### Work order
Filter task. Return each line of the material that holds the string "this".

### Data extracts
--------------------------------

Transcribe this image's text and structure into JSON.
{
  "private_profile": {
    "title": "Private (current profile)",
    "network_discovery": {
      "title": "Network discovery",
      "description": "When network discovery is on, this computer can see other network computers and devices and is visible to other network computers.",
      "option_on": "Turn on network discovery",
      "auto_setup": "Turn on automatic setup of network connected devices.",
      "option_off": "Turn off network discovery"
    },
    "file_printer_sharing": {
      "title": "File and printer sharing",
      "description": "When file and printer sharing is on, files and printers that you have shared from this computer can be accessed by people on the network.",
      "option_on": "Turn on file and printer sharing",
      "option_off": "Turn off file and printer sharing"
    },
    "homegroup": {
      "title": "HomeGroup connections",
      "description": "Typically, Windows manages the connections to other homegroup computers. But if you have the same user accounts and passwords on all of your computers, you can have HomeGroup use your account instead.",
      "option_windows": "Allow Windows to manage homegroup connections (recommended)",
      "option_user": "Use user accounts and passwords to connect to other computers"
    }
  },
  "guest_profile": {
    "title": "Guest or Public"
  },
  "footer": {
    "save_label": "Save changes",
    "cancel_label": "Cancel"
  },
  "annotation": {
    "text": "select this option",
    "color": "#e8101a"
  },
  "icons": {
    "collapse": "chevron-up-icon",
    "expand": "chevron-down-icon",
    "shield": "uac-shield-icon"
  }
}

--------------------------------

### Answer space
Transcribe this image's text and structure into JSON.
      "description": "When network discovery is on, this computer can see other network computers and devices and is visible to other network computers.",
      "description": "When file and printer sharing is on, files and printers that you have shared from this computer can be accessed by people on the network.",
    "text": "select this option",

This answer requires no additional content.